Awareness in the school changed after the presentations, said Caroline Pearson, Elizabeth’s twin sister and a member of the group.
“Since we’ve given the speeches, a lot more people have been using the reusable water bottles,” Caroline said.
“There has been a lot of positive peer pressure,” Elizabeth added.
The group purchased 300 reusable water bottles emblazoned with the Mount de Sales logo and “I pledge to reduce bottled water waste.” The group is selling them to students at cost for $5, or the price of about five bottles of water, Caroline noted.
Seniors even have their own special edition, which is selling well.
The group also got the vending machine vendor to offer juices in place of bottled water in the campus machines.
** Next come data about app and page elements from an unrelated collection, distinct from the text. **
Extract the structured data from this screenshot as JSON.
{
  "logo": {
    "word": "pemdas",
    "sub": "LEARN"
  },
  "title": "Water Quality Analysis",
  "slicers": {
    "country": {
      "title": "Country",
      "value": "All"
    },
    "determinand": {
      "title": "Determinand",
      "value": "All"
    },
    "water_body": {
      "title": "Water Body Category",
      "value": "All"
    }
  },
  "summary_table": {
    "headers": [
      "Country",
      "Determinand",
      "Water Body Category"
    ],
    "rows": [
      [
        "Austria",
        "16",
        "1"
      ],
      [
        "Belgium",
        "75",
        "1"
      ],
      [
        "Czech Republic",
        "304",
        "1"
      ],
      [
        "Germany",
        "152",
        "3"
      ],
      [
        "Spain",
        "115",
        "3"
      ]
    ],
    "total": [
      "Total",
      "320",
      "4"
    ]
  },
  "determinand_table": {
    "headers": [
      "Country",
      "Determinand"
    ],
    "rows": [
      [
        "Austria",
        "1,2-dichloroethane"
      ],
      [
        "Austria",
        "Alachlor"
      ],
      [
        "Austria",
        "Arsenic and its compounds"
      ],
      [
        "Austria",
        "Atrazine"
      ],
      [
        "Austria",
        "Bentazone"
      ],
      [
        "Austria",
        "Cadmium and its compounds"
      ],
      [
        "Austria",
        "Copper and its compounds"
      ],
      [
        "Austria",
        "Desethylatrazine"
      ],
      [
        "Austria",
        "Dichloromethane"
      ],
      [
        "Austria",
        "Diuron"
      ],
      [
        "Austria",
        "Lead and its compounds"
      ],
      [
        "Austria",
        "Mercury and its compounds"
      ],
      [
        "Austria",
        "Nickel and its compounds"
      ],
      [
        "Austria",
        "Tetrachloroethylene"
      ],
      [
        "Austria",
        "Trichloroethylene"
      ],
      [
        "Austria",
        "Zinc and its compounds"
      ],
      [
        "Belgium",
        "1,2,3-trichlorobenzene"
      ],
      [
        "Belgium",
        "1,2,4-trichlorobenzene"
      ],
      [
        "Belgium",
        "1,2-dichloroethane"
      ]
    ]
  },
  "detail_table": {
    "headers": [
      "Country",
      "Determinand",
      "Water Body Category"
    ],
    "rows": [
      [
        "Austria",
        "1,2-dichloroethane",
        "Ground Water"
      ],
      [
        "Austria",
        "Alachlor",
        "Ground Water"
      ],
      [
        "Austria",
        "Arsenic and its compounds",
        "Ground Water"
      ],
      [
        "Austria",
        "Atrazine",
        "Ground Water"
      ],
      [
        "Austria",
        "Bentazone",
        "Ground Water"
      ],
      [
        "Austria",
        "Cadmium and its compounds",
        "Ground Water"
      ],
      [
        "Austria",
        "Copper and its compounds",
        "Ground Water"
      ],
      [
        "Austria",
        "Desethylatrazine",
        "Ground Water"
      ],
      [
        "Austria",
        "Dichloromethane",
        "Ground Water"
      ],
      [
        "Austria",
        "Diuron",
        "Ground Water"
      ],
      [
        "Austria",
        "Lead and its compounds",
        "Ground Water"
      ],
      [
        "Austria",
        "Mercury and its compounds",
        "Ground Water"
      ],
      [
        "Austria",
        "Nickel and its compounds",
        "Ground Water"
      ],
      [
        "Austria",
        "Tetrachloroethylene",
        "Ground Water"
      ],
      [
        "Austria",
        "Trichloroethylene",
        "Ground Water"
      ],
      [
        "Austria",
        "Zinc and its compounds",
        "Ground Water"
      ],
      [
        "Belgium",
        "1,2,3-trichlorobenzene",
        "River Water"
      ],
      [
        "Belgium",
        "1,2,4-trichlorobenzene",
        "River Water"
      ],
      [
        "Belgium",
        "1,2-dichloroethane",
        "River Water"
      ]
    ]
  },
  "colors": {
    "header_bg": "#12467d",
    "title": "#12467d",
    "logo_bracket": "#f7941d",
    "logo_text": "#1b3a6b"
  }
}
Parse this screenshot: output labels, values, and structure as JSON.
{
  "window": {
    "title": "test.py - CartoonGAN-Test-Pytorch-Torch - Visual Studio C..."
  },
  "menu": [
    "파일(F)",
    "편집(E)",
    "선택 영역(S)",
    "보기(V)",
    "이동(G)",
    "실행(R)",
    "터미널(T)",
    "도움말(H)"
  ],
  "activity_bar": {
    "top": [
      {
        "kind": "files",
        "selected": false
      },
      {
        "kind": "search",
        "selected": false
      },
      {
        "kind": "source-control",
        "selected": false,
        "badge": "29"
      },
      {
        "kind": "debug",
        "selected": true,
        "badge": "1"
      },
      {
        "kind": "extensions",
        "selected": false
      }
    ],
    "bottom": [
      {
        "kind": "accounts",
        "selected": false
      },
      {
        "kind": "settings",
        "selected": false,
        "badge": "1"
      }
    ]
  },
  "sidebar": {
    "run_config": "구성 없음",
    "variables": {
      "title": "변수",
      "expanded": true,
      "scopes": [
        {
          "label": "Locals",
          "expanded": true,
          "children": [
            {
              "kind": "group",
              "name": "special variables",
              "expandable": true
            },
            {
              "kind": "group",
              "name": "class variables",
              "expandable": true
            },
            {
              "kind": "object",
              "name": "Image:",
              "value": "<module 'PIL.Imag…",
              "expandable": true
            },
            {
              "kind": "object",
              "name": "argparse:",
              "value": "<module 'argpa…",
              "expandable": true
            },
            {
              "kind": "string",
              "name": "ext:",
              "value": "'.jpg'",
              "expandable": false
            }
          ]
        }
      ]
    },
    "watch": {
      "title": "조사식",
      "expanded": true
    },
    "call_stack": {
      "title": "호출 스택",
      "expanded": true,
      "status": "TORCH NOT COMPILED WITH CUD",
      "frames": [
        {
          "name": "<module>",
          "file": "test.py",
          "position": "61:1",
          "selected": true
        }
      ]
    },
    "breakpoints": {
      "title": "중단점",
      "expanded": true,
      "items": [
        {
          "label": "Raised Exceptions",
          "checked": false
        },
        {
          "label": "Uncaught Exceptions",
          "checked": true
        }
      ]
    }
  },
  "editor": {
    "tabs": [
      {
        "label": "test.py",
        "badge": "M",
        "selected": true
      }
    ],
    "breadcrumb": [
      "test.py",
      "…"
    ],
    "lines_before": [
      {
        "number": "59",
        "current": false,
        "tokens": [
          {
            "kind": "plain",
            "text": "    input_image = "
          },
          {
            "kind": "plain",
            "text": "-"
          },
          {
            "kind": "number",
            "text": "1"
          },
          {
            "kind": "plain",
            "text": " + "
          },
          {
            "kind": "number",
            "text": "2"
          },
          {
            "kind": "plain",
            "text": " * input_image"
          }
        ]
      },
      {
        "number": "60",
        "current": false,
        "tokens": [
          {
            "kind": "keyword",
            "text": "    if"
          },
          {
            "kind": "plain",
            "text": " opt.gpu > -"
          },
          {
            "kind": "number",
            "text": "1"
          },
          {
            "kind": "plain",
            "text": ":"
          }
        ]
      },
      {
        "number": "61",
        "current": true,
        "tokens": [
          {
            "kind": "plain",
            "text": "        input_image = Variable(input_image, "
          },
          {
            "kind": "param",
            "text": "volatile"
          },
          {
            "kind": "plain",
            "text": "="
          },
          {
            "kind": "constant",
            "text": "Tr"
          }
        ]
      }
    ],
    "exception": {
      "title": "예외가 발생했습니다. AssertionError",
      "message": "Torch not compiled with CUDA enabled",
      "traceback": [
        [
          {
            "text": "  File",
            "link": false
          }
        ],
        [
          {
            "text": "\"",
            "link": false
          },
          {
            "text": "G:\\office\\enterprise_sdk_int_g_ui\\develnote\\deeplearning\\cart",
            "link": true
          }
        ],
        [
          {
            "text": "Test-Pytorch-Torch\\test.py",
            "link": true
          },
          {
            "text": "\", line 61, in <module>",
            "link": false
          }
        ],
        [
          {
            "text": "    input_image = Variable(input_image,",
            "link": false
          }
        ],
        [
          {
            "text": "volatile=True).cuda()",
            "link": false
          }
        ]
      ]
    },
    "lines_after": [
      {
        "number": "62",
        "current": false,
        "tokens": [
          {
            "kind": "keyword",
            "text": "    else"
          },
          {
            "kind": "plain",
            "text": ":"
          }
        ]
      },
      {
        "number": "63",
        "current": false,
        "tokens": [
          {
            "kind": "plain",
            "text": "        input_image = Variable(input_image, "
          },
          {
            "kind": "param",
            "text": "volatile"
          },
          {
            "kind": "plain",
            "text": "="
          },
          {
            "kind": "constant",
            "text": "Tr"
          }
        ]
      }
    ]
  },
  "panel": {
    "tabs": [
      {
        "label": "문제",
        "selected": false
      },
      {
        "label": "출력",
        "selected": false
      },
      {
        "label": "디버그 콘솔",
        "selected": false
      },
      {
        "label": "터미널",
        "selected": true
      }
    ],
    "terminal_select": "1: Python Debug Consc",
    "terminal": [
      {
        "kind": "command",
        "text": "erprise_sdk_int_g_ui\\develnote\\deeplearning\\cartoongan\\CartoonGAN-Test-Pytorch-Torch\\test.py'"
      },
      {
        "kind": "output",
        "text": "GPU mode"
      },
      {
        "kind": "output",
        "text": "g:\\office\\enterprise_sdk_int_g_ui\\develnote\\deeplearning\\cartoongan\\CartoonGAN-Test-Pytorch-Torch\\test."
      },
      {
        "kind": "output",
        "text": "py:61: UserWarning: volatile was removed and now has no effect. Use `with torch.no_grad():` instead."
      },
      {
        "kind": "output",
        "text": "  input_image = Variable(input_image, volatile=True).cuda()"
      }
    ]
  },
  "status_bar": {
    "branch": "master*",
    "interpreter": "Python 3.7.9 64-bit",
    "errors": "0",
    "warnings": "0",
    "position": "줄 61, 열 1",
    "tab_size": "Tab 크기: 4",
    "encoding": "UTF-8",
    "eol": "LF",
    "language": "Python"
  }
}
The changes make a lot of sense, Elizabeth said, because tap water is free to the students and very low cost to the school.
There is an added bonus in Macon, Elizabeth noted, with a 2009 award to the Macon Water Authority for the best tasting tap water in the country.
“It seems ridiculous not to take advantage of this amazing resource,” she said.
To contact writer Mark Vanderhoek, call 744-4331.